From 1963 to 1973, several Washington and Oregon prisons were involved in the research program led by the University of Washington. One hundred thirty prisoners were subjects in the research program and were exposed to various doses of radiation. The goal was to monitor the extent of radiation effects on humans and, more precisely – on their testicles. To make the matter even worse, these prisoners were promised paroles and were sometimes even enticed by cash bribes. When it was finally revealed just how dangerous the experiment was, all of the prisoners were given vasectomies. A class-action lawsuit earned them financial settlements for the cruelty they endured.
The STD Study In Guatemala
This so-called scientific study is another gruesome example of how unethical and dangerous experiments can cause a lot of harm. One thousand five hundred people in Guatemala were purposefully infected with a variety of STDs in the period from 1945 to 1956. Researchers targeted people in especially vulnerable populations, so subjects were mostly sex workers, prisoners, orphans, and others living in poor social situations. The study was apparently funded and organized by John Hopkins University, a prominent research center. At least 83 deaths were recorded. Researchers used methods that were so unimaginably cruel that the subjects of the study joined the class-action lawsuit and are now suing the university for $1 billion dollars.
The “Aversion Therapy” Project
Back in the middle of the twentieth century, the medical community believed that homosexuality is a type of mental illness. It was also believed that it could be cured. Dr. Aubrey Levin was the psychiatrist in the South African military and was also the head of the program of developing the “aversion” therapy. The goal of the program was to develop a method of “curing” homosexuality by using chemical castration and electric shocks. The program was actually an organized torture program that was conducted in South African military and was approved under apartheid. During the program, from 1971 to 1989, the researchers also conducted over 900 sex-change operations.
The Trinity Test
World War 2 was all about the competition between the involved countries to create the most effective weapons and war methods. As the U.S. was trying to catch up with the German nuclear program, the secretive nuclear Manhattan Project was developed. The program resulted in the first-ever atomic bomb. But before it was put to use, it had to be tested. The detonation test, secretly coded as The Trinity Test was the first nuclear test in the world. It happened in a desert in New Mexico in 1945, and it was surrounded by panic from some in the scientific community. One group of scientists was fairly confident that the bomb will not make an impact larger than planned, while the other group believed the detonation could cause unpredictable devastation. How did it go wrong? You could say it went wrong by going well – the detonation went fine, and the dangerous nuclear weapon was successfully developed.

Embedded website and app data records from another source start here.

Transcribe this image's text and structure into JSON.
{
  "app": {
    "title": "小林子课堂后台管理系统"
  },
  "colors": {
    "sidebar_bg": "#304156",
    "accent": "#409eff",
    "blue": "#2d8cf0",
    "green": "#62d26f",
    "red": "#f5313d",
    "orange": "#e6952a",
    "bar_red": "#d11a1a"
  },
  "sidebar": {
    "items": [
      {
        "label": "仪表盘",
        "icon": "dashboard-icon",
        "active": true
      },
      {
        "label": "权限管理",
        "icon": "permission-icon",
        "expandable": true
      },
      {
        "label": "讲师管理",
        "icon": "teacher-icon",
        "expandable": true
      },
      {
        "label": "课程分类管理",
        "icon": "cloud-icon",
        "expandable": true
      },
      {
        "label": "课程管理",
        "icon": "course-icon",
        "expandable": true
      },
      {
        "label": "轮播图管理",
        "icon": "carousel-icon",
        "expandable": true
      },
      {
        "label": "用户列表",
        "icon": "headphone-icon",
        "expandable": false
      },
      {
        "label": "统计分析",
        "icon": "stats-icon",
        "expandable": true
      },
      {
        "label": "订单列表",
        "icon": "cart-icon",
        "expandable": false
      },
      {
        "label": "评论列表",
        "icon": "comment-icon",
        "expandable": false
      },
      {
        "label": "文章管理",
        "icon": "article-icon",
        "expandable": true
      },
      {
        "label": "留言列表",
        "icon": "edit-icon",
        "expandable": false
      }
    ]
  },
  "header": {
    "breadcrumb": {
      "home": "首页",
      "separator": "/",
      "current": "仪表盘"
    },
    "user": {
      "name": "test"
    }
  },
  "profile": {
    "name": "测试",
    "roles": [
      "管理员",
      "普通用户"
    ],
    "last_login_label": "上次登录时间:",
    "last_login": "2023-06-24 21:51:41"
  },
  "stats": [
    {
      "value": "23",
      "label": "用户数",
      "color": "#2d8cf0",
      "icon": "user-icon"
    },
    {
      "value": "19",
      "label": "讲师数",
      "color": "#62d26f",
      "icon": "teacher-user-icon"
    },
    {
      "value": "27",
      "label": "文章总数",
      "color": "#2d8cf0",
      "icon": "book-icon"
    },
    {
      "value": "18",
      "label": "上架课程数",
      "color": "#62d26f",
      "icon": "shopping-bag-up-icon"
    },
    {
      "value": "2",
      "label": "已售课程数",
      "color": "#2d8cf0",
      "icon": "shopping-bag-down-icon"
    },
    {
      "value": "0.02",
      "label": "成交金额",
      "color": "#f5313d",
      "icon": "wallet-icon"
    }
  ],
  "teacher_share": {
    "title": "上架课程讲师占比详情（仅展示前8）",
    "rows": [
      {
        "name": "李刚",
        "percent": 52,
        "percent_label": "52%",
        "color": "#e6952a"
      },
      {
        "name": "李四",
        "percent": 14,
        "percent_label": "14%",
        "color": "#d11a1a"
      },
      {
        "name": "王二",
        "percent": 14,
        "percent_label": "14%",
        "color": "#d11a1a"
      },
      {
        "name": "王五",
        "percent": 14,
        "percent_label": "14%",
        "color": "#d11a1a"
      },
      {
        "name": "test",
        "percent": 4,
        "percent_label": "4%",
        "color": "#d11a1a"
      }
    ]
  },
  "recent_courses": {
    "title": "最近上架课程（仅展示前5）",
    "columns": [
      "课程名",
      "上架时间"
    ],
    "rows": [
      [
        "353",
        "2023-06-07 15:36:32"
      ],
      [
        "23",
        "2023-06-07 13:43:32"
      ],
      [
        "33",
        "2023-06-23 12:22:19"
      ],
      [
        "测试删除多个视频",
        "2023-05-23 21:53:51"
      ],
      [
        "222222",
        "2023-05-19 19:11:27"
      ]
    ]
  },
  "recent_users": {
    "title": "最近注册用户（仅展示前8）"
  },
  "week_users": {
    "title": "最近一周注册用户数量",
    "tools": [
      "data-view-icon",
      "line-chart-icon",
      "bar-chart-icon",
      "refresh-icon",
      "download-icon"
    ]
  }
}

In 1986, the nuclear experts in the Soviet Union really learned what it means when science goes wrong. The workers in Chernobyl reactors were conducting a regular reactor test on April 26. But for some reason, they did not turn the backup cooling system on while using an insufficient number of boron-carbide rods to control the fission. The result? One of the reactors actually became a nuclear bomb in itself as the fireball was created inside and caused an explosion. 100 times more radiation was released than it was by bombs in Hiroshima and Nagasaki did. Eventually, more than 4000 people died, and thousands were left disabled. In the end, it was revealed that it was not the faulty science to blame but a human error made in poor management of the reactor.
About the Author

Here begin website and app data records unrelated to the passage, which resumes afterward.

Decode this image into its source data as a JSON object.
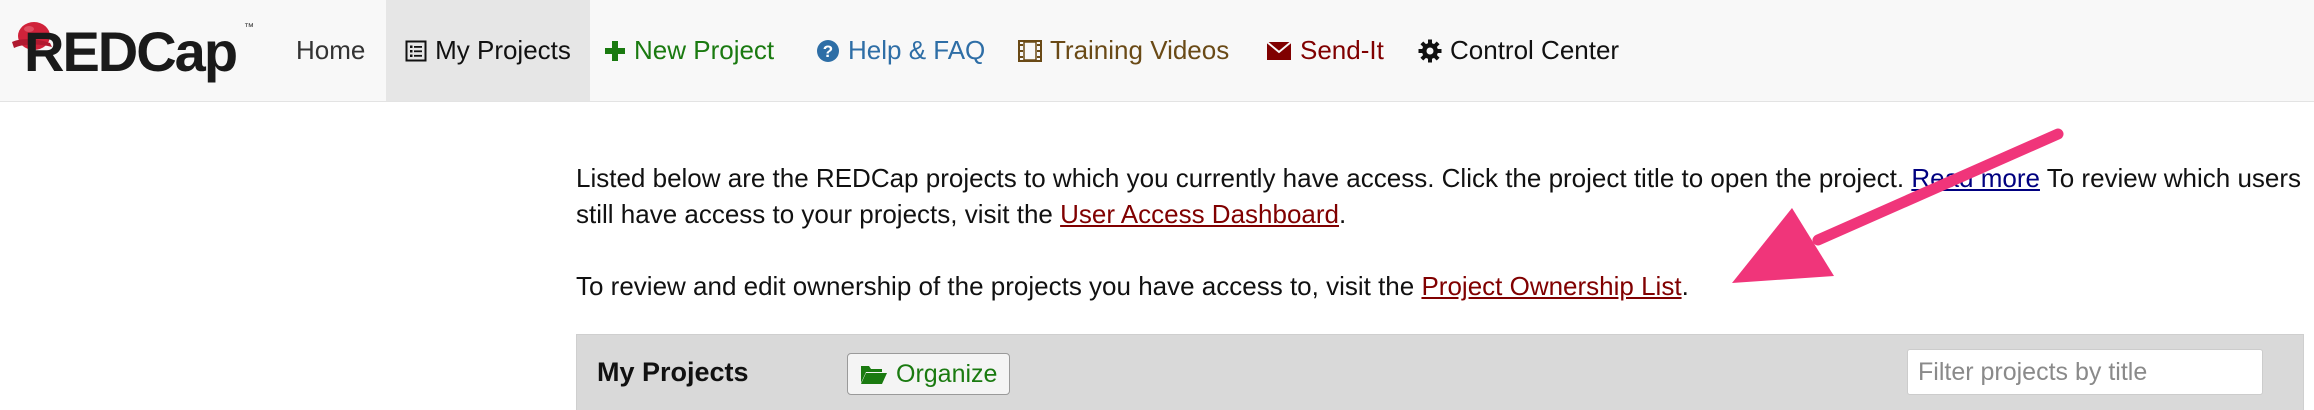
{
  "navbar": {
    "logo_text": "REDCap",
    "logo_tm": "™",
    "items": [
      {
        "label": "Home"
      },
      {
        "label": "My Projects"
      },
      {
        "label": "New Project"
      },
      {
        "label": "Help & FAQ"
      },
      {
        "label": "Training Videos"
      },
      {
        "label": "Send-It"
      },
      {
        "label": "Control Center"
      }
    ]
  },
  "content": {
    "para1_text_a": "Listed below are the REDCap projects to which you currently have access. Click the project title to open the project. ",
    "read_more_link": "Read more",
    "para1_text_b": " To review which users still have access to your projects, visit the ",
    "user_access_link": "User Access Dashboard",
    "para1_end": ".",
    "para2_text": "To review and edit ownership of the projects you have access to, visit the ",
    "ownership_link": "Project Ownership List",
    "para2_end": "."
  },
  "panel": {
    "title": "My Projects",
    "organize_label": "Organize",
    "filter_placeholder": "Filter projects by title"
  },
  "colors": {
    "nav_bg": "#f8f8f8",
    "active_tab_bg": "#e6e6e6",
    "new_project": "#1a7a10",
    "help": "#2e6ea6",
    "training": "#6a4a16",
    "sendit": "#800000",
    "link_red": "#800000",
    "link_navy": "#000080",
    "panel_bg": "#d9d9d9",
    "arrow": "#f0357a",
    "logo_cap": "#d0223a"
  },
  "icons": {
    "my_projects": "list-icon",
    "new_project": "plus-icon",
    "help": "question-circle-icon",
    "training": "film-icon",
    "sendit": "envelope-icon",
    "control_center": "gear-icon",
    "organize": "folder-open-icon"
  }
}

Ivan loves writing, music, audio production, and social sciences. He lives by the words of one famous sociologist who said that "sociology is a martial art". When he's not writing, he enjoys playing his Stratocaster and video games.